On the first Thanksgiving, "The Pilgrims had dinner with the Native Americans, and then they all left and got in line at Best Buy." Or at least thats what Ellen DeGeneres told me. And... she has a point. Thanksgiving is often cut short by the anxiousness people have for those Black Friday sales that kick off at midnight, or better yet, 9pm Thanksgiving night. But when the large, dominating retail stores open at 9pm and receive free promoting from all major news outlets, how is it possible for small businesses to compete and survive?

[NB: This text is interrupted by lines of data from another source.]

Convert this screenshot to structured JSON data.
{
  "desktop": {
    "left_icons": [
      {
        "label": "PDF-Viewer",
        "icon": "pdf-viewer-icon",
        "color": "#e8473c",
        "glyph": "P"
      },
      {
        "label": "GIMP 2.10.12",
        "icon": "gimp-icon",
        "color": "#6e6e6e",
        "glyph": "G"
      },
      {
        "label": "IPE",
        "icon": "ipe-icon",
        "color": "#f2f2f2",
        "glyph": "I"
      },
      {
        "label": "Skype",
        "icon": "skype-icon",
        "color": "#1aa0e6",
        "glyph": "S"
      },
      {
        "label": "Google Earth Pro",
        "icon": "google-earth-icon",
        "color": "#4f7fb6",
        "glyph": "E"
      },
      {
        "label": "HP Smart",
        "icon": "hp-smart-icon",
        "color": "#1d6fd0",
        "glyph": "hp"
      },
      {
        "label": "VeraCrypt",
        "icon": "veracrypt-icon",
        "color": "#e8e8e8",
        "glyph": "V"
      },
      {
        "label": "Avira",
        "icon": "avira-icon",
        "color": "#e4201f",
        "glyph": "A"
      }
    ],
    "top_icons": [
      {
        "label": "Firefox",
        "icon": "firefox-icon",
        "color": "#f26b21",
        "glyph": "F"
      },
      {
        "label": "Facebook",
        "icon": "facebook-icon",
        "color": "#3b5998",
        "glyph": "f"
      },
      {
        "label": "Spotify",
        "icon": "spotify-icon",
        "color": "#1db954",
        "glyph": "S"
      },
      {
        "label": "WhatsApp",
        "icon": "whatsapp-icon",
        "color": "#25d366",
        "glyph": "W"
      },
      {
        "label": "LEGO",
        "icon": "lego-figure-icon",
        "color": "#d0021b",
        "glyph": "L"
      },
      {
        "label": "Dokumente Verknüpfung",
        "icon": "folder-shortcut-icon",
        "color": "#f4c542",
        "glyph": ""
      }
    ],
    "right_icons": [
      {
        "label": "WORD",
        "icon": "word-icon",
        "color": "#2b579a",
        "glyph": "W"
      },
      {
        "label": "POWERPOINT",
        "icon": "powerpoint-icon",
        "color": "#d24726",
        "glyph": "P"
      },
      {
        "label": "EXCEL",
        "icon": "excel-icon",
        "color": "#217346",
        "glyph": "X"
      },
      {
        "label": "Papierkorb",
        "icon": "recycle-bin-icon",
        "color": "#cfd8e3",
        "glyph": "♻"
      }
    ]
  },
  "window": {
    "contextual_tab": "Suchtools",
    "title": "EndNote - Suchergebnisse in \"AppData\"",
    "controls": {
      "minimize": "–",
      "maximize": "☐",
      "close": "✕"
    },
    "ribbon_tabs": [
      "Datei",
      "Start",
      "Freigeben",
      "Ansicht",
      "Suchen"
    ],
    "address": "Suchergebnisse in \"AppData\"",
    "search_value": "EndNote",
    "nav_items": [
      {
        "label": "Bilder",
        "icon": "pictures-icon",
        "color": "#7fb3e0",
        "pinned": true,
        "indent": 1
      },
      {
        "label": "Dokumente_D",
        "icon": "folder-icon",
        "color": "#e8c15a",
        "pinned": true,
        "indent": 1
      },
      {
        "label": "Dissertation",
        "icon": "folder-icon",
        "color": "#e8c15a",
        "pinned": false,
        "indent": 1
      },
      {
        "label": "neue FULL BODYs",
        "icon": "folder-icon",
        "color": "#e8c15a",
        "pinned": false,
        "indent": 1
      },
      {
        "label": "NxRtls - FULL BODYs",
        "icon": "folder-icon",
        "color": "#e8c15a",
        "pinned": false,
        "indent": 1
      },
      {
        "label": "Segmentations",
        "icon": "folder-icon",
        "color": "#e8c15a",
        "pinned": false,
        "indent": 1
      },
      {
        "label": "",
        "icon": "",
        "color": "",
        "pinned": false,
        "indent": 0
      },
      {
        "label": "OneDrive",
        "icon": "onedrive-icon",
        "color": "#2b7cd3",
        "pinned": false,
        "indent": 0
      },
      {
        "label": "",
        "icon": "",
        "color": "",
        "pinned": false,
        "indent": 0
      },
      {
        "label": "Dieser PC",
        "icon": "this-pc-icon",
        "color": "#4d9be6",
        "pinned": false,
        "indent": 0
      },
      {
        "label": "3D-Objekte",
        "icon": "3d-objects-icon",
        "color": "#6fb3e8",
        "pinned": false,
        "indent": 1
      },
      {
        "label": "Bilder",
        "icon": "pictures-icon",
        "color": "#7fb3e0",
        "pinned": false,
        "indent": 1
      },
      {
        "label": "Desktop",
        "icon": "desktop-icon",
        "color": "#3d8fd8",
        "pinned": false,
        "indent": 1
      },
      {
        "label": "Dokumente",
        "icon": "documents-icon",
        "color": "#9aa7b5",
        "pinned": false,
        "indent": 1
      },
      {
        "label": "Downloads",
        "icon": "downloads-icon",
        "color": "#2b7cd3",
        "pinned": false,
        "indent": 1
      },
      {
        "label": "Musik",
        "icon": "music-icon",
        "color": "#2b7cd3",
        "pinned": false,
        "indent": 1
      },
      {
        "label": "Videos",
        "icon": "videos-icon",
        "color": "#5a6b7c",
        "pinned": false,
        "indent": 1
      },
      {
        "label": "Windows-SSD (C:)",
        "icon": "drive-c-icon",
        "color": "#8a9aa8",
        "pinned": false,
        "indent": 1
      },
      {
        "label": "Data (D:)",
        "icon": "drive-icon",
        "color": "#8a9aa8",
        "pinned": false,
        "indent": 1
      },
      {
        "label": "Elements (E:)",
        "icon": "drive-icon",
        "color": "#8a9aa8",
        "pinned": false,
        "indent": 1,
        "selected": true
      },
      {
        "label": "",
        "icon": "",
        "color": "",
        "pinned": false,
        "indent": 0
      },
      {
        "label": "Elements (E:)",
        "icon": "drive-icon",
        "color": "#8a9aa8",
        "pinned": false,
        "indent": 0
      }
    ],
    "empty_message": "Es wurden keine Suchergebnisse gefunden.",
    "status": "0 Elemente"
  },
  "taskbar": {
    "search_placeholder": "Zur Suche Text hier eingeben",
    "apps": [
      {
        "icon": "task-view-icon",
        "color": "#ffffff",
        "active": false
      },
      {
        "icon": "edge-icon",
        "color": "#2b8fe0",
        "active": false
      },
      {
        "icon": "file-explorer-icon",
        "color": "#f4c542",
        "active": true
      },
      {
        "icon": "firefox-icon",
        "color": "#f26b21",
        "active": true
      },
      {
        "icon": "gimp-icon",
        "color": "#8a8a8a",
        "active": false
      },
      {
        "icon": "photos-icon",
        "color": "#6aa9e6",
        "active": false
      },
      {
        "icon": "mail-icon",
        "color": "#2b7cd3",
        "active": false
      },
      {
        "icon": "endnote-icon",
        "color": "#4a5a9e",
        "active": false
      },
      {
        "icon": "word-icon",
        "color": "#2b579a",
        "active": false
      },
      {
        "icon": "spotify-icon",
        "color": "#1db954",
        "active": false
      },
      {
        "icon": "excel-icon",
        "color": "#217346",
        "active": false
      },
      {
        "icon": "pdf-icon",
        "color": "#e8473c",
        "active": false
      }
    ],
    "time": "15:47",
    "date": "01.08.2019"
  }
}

In looking for some of the best Black Friday deals, I haven't seen beyond the names of 'WalMart,' 'Best Buy,' 'Kohls,' and many other the other dominating names in the retail industry. Even here on Lauren Conrad's blog she has the best "Deals & Steals: The Best Black Friday Sales," which include Best Buy, H&M, and an online boutique, Boutiquetoyou.com. What about the others, though?
My point is that it's not just in news that we see the big dogs outrunning the individuals or smaller outlets; we see it in retail as the system gets more and more monopolized. Black Friday means bitter competition in the retail industry, and for small businesses, this requires larger promotions, deals and an extra day devoted to reeling in customers: Small Business Saturday. This is a day, similar to Cyber Monday, where the attention is on small business owners.
So, moral of the story: don't forget about the small businesses because once they go down, corporate conglomerates will continue to monopolize this country. For the economies sake and for our sake, lets do what we can to keep that from happening.